| Provided data |
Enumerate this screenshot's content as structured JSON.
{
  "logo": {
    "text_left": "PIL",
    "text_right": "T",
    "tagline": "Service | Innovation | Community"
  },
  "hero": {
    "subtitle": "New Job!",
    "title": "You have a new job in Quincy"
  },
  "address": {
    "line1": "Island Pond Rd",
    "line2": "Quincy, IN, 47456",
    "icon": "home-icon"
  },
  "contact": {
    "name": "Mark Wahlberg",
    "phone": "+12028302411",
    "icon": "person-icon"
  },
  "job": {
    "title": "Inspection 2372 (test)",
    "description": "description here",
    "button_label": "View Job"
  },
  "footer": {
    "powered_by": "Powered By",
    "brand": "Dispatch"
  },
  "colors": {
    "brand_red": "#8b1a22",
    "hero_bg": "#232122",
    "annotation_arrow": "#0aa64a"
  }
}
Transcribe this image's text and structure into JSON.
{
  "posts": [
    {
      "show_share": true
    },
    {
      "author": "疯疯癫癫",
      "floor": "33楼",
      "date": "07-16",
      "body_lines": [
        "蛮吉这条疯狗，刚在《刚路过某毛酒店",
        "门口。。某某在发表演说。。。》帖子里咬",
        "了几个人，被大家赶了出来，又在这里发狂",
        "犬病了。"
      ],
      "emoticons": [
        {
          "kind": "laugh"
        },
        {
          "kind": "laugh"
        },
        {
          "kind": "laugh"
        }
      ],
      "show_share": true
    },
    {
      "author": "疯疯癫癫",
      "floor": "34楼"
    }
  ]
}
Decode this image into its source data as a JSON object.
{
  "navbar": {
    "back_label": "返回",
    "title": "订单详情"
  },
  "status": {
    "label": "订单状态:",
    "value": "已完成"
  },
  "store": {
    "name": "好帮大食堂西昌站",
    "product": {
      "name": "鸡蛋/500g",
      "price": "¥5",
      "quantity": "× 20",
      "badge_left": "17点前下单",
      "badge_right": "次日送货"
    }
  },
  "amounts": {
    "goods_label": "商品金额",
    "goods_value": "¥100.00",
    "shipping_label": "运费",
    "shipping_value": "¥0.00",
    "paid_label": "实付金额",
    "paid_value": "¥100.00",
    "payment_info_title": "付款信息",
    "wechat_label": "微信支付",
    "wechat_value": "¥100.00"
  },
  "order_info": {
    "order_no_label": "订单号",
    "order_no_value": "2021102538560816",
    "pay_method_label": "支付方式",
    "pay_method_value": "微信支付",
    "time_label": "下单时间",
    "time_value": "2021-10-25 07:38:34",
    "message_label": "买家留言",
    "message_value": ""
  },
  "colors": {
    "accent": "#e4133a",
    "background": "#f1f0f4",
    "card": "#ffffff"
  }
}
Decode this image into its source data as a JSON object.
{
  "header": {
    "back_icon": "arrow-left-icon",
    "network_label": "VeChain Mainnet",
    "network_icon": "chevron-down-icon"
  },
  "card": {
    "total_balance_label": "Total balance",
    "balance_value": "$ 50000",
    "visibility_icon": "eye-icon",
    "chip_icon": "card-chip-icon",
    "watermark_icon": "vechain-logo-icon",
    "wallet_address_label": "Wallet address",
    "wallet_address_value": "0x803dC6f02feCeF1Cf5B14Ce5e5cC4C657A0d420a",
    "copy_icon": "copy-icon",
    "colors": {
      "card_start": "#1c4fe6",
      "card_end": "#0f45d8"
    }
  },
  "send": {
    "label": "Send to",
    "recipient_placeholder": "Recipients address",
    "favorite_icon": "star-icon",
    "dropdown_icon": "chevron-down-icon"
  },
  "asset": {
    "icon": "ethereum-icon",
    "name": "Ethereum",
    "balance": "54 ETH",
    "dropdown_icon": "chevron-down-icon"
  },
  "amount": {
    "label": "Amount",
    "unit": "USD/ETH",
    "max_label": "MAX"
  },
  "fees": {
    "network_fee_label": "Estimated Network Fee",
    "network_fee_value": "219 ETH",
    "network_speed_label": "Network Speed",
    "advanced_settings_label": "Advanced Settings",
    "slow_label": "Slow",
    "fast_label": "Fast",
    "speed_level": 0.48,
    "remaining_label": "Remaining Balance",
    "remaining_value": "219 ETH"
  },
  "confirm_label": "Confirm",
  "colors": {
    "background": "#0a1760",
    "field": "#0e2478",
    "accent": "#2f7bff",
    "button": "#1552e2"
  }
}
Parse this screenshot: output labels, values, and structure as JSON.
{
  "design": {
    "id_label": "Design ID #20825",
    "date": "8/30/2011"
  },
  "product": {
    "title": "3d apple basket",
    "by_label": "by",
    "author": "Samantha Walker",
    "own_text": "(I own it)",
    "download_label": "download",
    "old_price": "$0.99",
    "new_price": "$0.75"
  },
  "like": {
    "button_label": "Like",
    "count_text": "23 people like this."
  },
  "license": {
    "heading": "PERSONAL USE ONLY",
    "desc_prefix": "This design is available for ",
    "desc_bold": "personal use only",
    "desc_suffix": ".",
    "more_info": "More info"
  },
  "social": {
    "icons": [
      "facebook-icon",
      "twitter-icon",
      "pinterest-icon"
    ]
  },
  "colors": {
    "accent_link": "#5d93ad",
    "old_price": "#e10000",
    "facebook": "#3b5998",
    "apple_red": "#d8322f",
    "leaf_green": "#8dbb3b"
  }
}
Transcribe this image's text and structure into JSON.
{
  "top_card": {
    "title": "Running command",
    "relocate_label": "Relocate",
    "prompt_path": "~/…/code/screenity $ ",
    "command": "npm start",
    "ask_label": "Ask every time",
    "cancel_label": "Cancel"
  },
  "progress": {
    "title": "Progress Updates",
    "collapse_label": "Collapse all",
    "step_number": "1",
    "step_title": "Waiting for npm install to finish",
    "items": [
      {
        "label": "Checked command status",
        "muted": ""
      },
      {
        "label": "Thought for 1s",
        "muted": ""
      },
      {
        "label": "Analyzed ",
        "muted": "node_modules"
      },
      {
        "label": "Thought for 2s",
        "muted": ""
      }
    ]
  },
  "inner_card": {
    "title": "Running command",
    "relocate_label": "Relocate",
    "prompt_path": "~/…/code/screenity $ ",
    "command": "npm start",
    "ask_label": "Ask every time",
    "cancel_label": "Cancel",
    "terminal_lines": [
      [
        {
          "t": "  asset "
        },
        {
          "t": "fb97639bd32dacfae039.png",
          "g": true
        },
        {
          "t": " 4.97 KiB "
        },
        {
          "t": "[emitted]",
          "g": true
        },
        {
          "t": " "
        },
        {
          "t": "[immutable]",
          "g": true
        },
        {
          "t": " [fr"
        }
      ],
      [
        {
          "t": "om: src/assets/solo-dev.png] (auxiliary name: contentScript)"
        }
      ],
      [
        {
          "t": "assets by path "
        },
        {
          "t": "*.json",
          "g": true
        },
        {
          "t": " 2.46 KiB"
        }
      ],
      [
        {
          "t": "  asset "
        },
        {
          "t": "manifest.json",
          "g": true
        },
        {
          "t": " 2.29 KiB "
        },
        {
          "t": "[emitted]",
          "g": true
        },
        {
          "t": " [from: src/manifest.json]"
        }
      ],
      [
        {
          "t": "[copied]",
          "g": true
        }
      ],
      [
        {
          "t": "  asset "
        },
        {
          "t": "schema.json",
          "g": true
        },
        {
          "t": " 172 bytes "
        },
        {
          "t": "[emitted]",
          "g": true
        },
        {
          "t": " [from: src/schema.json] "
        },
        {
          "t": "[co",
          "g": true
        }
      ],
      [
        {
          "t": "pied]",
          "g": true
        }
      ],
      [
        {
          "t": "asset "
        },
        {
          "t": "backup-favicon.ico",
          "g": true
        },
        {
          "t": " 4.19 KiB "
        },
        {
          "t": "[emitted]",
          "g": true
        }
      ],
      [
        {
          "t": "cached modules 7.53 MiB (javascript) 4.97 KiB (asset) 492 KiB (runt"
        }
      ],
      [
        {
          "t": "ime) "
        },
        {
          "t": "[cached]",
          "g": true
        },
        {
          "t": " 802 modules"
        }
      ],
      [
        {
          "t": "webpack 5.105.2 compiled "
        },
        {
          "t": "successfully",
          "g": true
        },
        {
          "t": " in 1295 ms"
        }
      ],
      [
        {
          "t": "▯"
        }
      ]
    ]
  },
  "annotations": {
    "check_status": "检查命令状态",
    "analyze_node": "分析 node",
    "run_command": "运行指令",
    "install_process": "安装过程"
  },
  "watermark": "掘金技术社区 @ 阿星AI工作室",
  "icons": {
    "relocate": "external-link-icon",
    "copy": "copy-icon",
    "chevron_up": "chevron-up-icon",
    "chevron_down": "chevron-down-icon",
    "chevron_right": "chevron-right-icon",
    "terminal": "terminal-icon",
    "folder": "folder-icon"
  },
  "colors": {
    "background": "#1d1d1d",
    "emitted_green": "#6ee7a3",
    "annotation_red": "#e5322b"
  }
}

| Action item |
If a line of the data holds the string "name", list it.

| Answer for this exercise |
    "name": "Mark Wahlberg",
    "name": "好帮大食堂西昌站",
      "name": "鸡蛋/500g",
    "name": "Ethereum",
          "t": "om: src/assets/solo-dev.png] (auxiliary name: contentScript)"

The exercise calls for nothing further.